What I would have liked to have done is say to my phone “please transfer one hundred and twenty pounds to my friend Joe Blogs from my current account now”. Obviously I would need to verify who I am and confirm that the banks automated assistant had understood me correctly.
The technology to do this is available from Nuance, the Dragon Naturally Speaking company, and is called Nina – Nuance Interactive Natural Assistant.
The bank trains Nina using a process similar to the training of call centre operators to understand the domain of online banking. The software is then intelligent enough to be able to parse my request into a standard money transfer request and then reply with a confirmation message “You want to transfer one hundred and twenty pounds to Joe Blogs today”. I could then just confirm that or say “Make that one hundred and thirty pounds on Monday” or “Can you confirm Joe’s bank details?”
If for some reason Nina could not understand what I wanted – for example I had forgotten that I had set up transfers with Joe’s wife Cynthia – then Nina could say “I am sorry I cannot find the account.
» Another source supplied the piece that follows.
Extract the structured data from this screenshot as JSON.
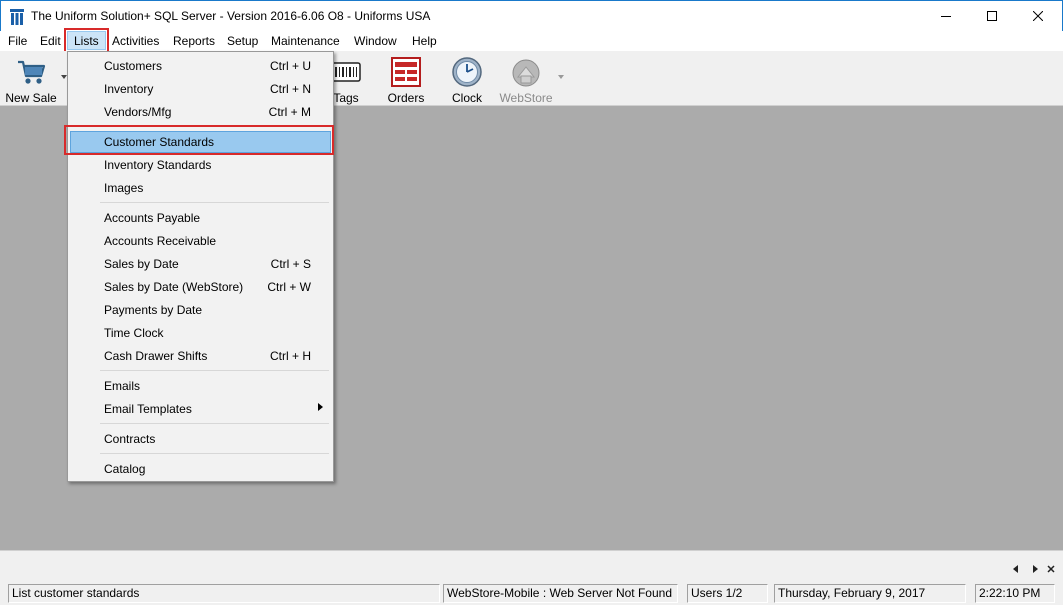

I will transfer you to my supervisor”, Nina will then pass all the information she picked up and pass it to a human call centre operator and hopefully their superior intelligence will be able to resolve the situation “Did you mean Cynthia Blogs?”
Nina can carry out the whole transaction with just voice input and output but can also provide visual output and support typed input.
I think that I would be much more likely to use a Nina-based mobile app than a menu and forms based app. With my accessibility hat on the question is, would it help, or even be usable, by people with disabilities. People with a variety of disabilities such as vision impairment, physical dexterity, learning difficulties, English as second language (not exactly a disability but …), could all benefit. People who are deaf, hard of hearing or have vocal disabilities will be able to use a mixture of text and voice input and output.
In principle it would seem that Nina should be a boon to people with disabilities but this has not been tested in depth yet. There will be detailed design issues that will need to be thought through; for example how would a blind person want a statement of transactions to be presented? Would it be best to have all the transactions sent together and then let the text to speech software on the device read it out? This would enable the user to scan backwards and forwards quickly but they might prefer to say “next transaction” or “go back to the payment to Cynthia Blogs”.
Hopefully a Nina customer will soon step up to the accessibility issue and prove that it works or that it needs some extra functionality.
I have used a bank as an example but there are many other domains that could benefit. Requests like “How can my dog and I get from here to home?” or “I want to report that the street light outside my home is broken” should also be amenable to Nina’s charms.